Former Homeland Security Secretary Jeh Johnson says ‘Vladimir Putin himself’ directed the effort
Department of Homeland Security officials revealed in separate House and Senate hearings new details about Russia’s involvement in the cyber-attacks that targeted 21 states during the 2016 election. WSJ’s Tanya Rivero has four things to know. Photo: Getty
WASHINGTON—Russian government hackers targeted voting systems in nearly two dozen states last year, seeking vulnerabilities to exploit and aiming to undermine public faith in the integrity and legitimacy of U.S. democratic elections, current and former U.S. officials testified Wednesday.
One of the officials, former Department of Homeland Security Secretary Jeh Johnson, testified that the attempted intrusions could be traced specifically to Russian President Vladimir Putin. “In 2016, the Russian government, at the direction of Vladimir Putin himself, orchestrated cyberattacks on our nation for the purpose of influencing our election,” Mr. Johnson said. “That is a fact, plain and simple.”
The Russian government has denied the allegation.
In two separate and simultaneous hearings in front of the House and Senate intelligence committees about alleged Russian meddling in last year’s elections, four senior government officials responsible for cybersecurity, counterintelligence and national security publicly disclosed new details about the alleged Russian operations and the federal government’s response to the threats.
“As of right now, we have evidence of election-related systems in 21 states that were targeted,” Jeanette Manfra, the acting deputy undersecretary for cybersecurity and communications at DHS, told the Senate panel. She testified with DHS and Federal Bureau of Investigation officials on Wednesday morning.
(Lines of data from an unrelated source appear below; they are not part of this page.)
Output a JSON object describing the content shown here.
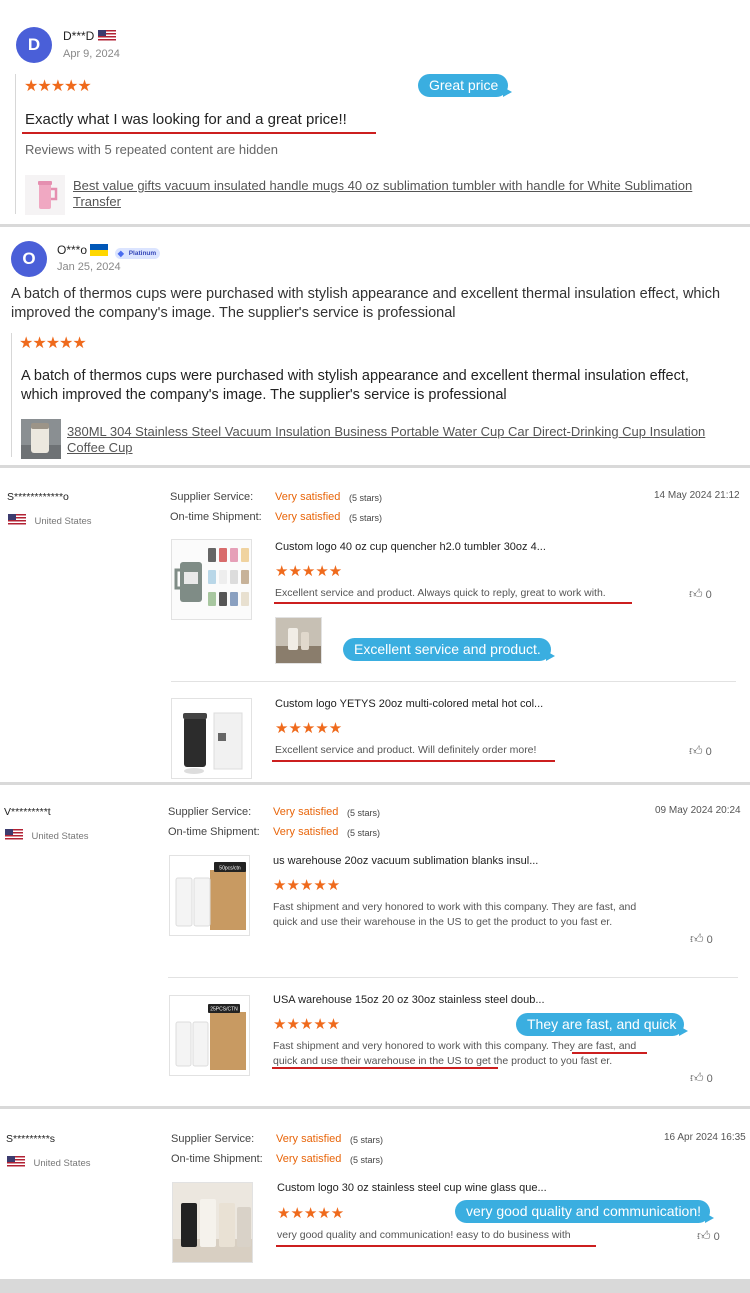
{
  "review1": {
    "avatar_letter": "D",
    "user": "D***D",
    "date": "Apr 9, 2024",
    "stars": "★★★★★",
    "text": "Exactly what I was looking for and a great price!!",
    "hidden_note": "Reviews with 5 repeated content are hidden",
    "product": "Best value gifts vacuum insulated handle mugs 40 oz sublimation tumbler with handle for White Sublimation Transfer",
    "bubble": "Great price"
  },
  "review2": {
    "avatar_letter": "O",
    "user": "O***o",
    "badge": "Platinum",
    "date": "Jan 25, 2024",
    "summary": "A batch of thermos cups were purchased with stylish appearance and excellent thermal insulation effect, which improved the company's image. The supplier's service is professional",
    "stars": "★★★★★",
    "text": "A batch of thermos cups were purchased with stylish appearance and excellent thermal insulation effect, which improved the company's image. The supplier's service is professional",
    "product": "380ML 304 Stainless Steel Vacuum Insulation Business Portable Water Cup Car Direct-Drinking Cup Insulation Coffee Cup"
  },
  "labels": {
    "supplier_service": "Supplier Service:",
    "ontime": "On-time Shipment:",
    "very_satisfied": "Very satisfied",
    "five_stars": "(5 stars)",
    "country": "United States"
  },
  "review3": {
    "user": "S************o",
    "date": "14 May 2024 21:12",
    "items": [
      {
        "title": "Custom logo 40 oz cup quencher h2.0 tumbler 30oz 4...",
        "stars": "★★★★★",
        "comment": "Excellent service and product. Always quick to reply, great to work with.",
        "likes": "0"
      },
      {
        "title": "Custom logo YETYS 20oz multi-colored metal hot col...",
        "stars": "★★★★★",
        "comment": "Excellent service and product. Will definitely order more!",
        "likes": "0"
      }
    ],
    "bubble": "Excellent service and product."
  },
  "review4": {
    "user": "V*********t",
    "date": "09 May 2024 20:24",
    "items": [
      {
        "title": "us warehouse 20oz vacuum sublimation blanks insul...",
        "stars": "★★★★★",
        "comment": "Fast shipment and very honored to work with this company. They are fast, and quick and use their warehouse in the US to get the product to you fast er.",
        "likes": "0",
        "box_label": "50pcs/ctn"
      },
      {
        "title": "USA warehouse 15oz 20 oz 30oz stainless steel doub...",
        "stars": "★★★★★",
        "comment": "Fast shipment and very honored to work with this company. They are fast, and quick and use their warehouse in the US to get the product to you fast er.",
        "likes": "0",
        "box_label": "25PCS/CTN"
      }
    ],
    "bubble": "They are fast, and quick"
  },
  "review5": {
    "user": "S*********s",
    "date": "16 Apr 2024 16:35",
    "items": [
      {
        "title": "Custom logo 30 oz stainless steel cup wine glass que...",
        "stars": "★★★★★",
        "comment": "very good quality and communication! easy to do business with",
        "likes": "0"
      }
    ],
    "bubble": "very good quality and communication!"
  },
  "colors": {
    "star": "#ef6a1c",
    "bubble": "#3aaee0",
    "avatar": "#4a5fd8",
    "satisfied": "#e8650a",
    "underline": "#cc1f1f"
  }
}
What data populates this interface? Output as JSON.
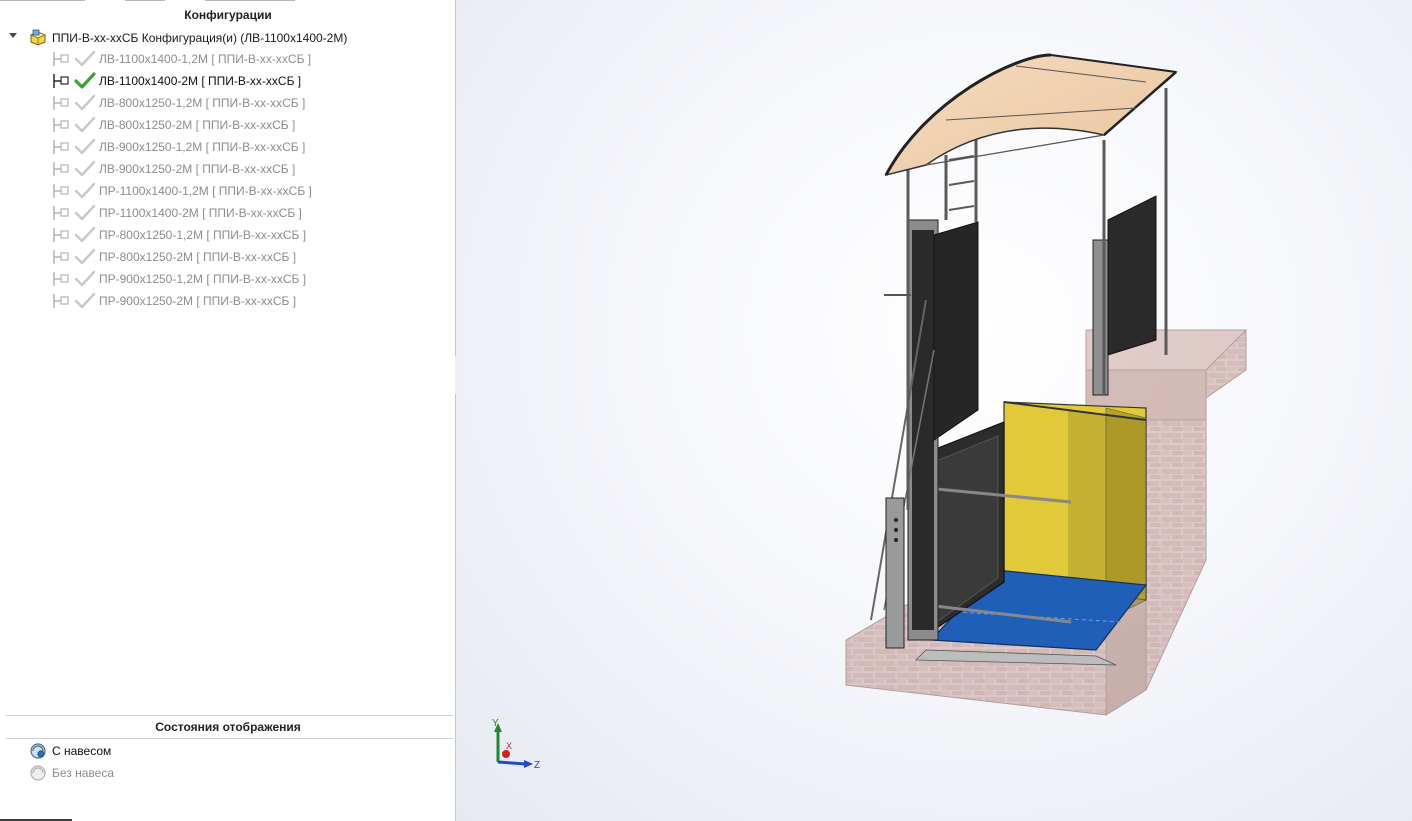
{
  "config_panel": {
    "title": "Конфигурации",
    "root": {
      "label": "ППИ-В-хх-ххСБ Конфигурация(и)  (ЛВ-1100х1400-2М)",
      "icon": "assembly-icon"
    },
    "configurations": [
      {
        "label": "ЛВ-1100х1400-1,2М [ ППИ-В-хх-ххСБ ]",
        "active": false
      },
      {
        "label": "ЛВ-1100х1400-2М [ ППИ-В-хх-ххСБ ]",
        "active": true
      },
      {
        "label": "ЛВ-800х1250-1,2М [ ППИ-В-хх-ххСБ ]",
        "active": false
      },
      {
        "label": "ЛВ-800х1250-2М [ ППИ-В-хх-ххСБ ]",
        "active": false
      },
      {
        "label": "ЛВ-900х1250-1,2М [ ППИ-В-хх-ххСБ ]",
        "active": false
      },
      {
        "label": "ЛВ-900х1250-2М [ ППИ-В-хх-ххСБ ]",
        "active": false
      },
      {
        "label": "ПР-1100х1400-1,2М [ ППИ-В-хх-ххСБ ]",
        "active": false
      },
      {
        "label": "ПР-1100х1400-2М [ ППИ-В-хх-ххСБ ]",
        "active": false
      },
      {
        "label": "ПР-800х1250-1,2М [ ППИ-В-хх-ххСБ ]",
        "active": false
      },
      {
        "label": "ПР-800х1250-2М [ ППИ-В-хх-ххСБ ]",
        "active": false
      },
      {
        "label": "ПР-900х1250-1,2М [ ППИ-В-хх-ххСБ ]",
        "active": false
      },
      {
        "label": "ПР-900х1250-2М [ ППИ-В-хх-ххСБ ]",
        "active": false
      }
    ]
  },
  "display_states": {
    "title": "Состояния отображения",
    "items": [
      {
        "label": "С навесом",
        "active": true
      },
      {
        "label": "Без навеса",
        "active": false
      }
    ]
  },
  "triad": {
    "x_label": "X",
    "y_label": "Y",
    "z_label": "Z"
  },
  "colors": {
    "active_text": "#111111",
    "inactive_text": "#8d8d8d",
    "check_active": "#3aa336",
    "check_inactive": "#c8c8c8",
    "platform_floor": "#1f5fb8",
    "shaft_wall": "#e1c93a",
    "canopy": "#f2d6b4",
    "brick": "#a87a72"
  }
}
Her admission was the first time a government official had publicly quantified the number of states targeted in the hacking. Officials said there was no evidence that systems involved in vote tallying or reporting were affected.
Ms. Manfra didn’t name the 21 states in question—citing the privacy rights of entities that contacted the DHS for help on cybersecurity-related issues. Only a few states—including Arizona and Illinois—have publicly acknowledged that their systems were targeted.
The hearings were held after the U.S. intelligence community in January determined that Moscow ran a campaign designed to help Donald Trump win the presidential election. The Russian campaign, according to U.S. intelligence officials, included cyberattacks on the email accounts of senior Democrats and a propaganda effort aimed at demonizing Democratic candidate Hillary Clinton.